as regards herzog and his endless hosannas and praise for korine, i don't know if that should be shared or viewed with any particular reverence. he did, as some may recall, say that the only essential films were kung-fu, fred astaire and pornography (though i will take his high opinion of "brown bunny" with encouragement =D> ). additionally, some filmmakers have terrifically bland and sterile taste. lest we forget bergman's disavowal and bitchiness in the matter of orson welles and antonioni (though i do like bergman, i don't know if he's made a film as wonderful as l'eclisse, nor one as visually resplendent as the trial, so perhaps his lips are best kept shut).

actually, since being in this board and contributing, my like of korine has attenuated and decidedly turned sour. you people have corrupted me. :oops:


Top
 Profile  
 
 Post subject:
PostPosted: Wed Dec 13, 2006 4:45 am 
User avatar

Joined: Wed Apr 06, 2005 4:31 pm
Location: Greensboro, NC
There are a lot of moments in Gummo that I think are supposed to read something like those wonderful Herzog-moments, perhaps when someone is looking at a camera and doesn't know what to say, or when some fowl is dancing. It feels like the Gummo scenes are just watered down Herzog-esque segments that never really capture that same odd feeling or life that you get in Herzog's films. There were only a couple of times I really got that greatness from Gummo, one being the arm wrestling scene where they demolish the chair. I have to say, that scene made the whole movie worth seeing. But, maybe I shouldn't be comparing the two and that's the problem.


Top
 Profile  
 
 Post subject:
PostPosted: Wed Dec 13, 2006 7:26 am 
User avatar

Joined: Mon Nov 27, 2006 5:06 am
Location: canofzebras.com
In regards to that; an online Q&A session with Werner Herzog while promoting Wheel of Time:

Young William
You are friends with Harmony Korine, and yet don't you find his work draws a little too much from your own? For example, the "beautiful" rendering of ice skaters in Julien Donkey-Boy comes across as a poor equivalent/copy of sequences of ski jumping from your quite magnificent The Ecstasy of Woodcarver Steiner.

Werner Herzog
It's not a very healthy argument that is given there because Harmony Korine is so much alone in his style and in his subjects and thank God we have such a great talent. I was fascinated that Harmony Korine has such a lively way to approaching images, to narrative forms that are quite different from me. He actually sees me as some of sort of father figure, like a mentor. He urged me to act in his film and he even wanted to act himself as my own son. It has a deeper meaning. I accepted that and I enjoyed it and I think that I'm a good actor; at least totally dysfunctional, hostile and terrifying. Harmony is really on his own and there is never an attempt to imitate my work from his side.

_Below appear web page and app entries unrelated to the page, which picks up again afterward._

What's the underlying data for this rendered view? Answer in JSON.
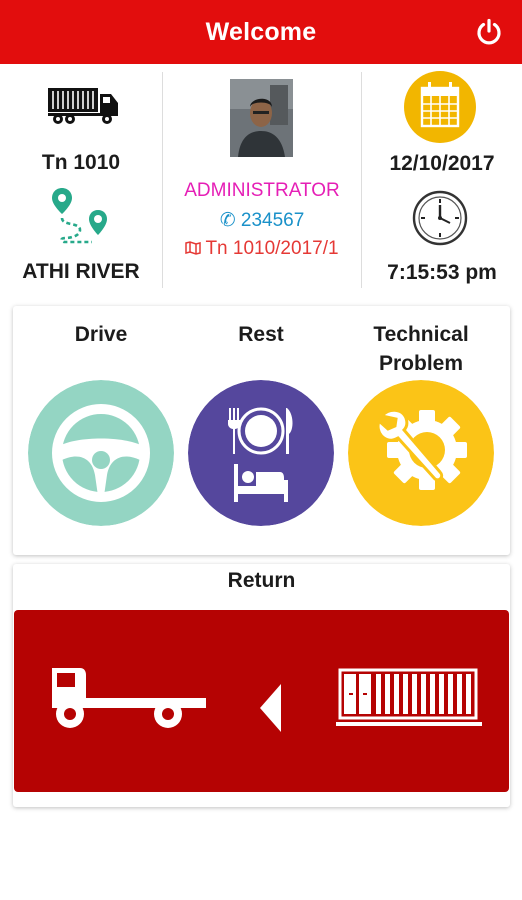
{
  "header": {
    "title": "Welcome",
    "power_icon": "power-icon",
    "color": "#e20d0d"
  },
  "vehicle": {
    "icon": "truck-icon",
    "number": "Tn 1010",
    "route_icon": "route-pin-icon",
    "location": "ATHI RIVER"
  },
  "driver": {
    "avatar": "driver-photo",
    "role": "ADMINISTRATOR",
    "phone": "234567",
    "trip": "Tn 1010/2017/1",
    "role_color": "#e51fb6",
    "phone_color": "#1a91c9",
    "trip_color": "#e53935"
  },
  "datetime": {
    "calendar_icon": "calendar-icon",
    "date": "12/10/2017",
    "clock_icon": "clock-icon",
    "time": "7:15:53 pm"
  },
  "actions": [
    {
      "label": "Drive",
      "icon": "steering-wheel-icon",
      "color": "#94d5c3"
    },
    {
      "label": "Rest",
      "icon": "dining-bed-icon",
      "color": "#55479d"
    },
    {
      "label": "Technical Problem",
      "icon": "wrench-gear-icon",
      "color": "#fbc417"
    }
  ],
  "return_section": {
    "label": "Return",
    "truck_icon": "flatbed-truck-icon",
    "arrow_icon": "left-arrow-icon",
    "container_icon": "container-icon",
    "color": "#b50303"
  }
}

> link

I think the Herzog influence is more present that Herzog himself sees it, but there also a number of other influences which Korine claims, such as Pixote. I kinda like to see various influences mixed together and mixed in with a touch of personal style. I like what Robert Altman had to say on the matter in the commentary for 3 Women.

Korine is certainly not a filmmaker for everybody or even many people, and I don't mind that most loathe him. His work is very valuable to me and more than anything, I just appreciate the fact his films have been financed and made and that there are people out there who dig what he's doing.

I think among film people, Korine is a very touchy subject, like religion or politics, and perhaps I'm being pessimistic but I don't think one side will ever be able to convert the other.


Top
 Profile  
 
Display posts from previous:  Sort by  
Post new topic Reply to topic  [ 131 posts ]  Go to page 1, 2, 3, 4, 5, 6  Next

All times are UTC - 5 hours [ DST ]


Who is online

Users browsing this forum: No registered users


You cannot post new topics in this forum
You cannot reply to topics in this forum
You cannot edit your posts in this forum
You cannot delete your posts in this forum

Jump to:  
Powered by phpBB® Forum Software © phpBB Group




This site is not affiliated with The Criterion Collection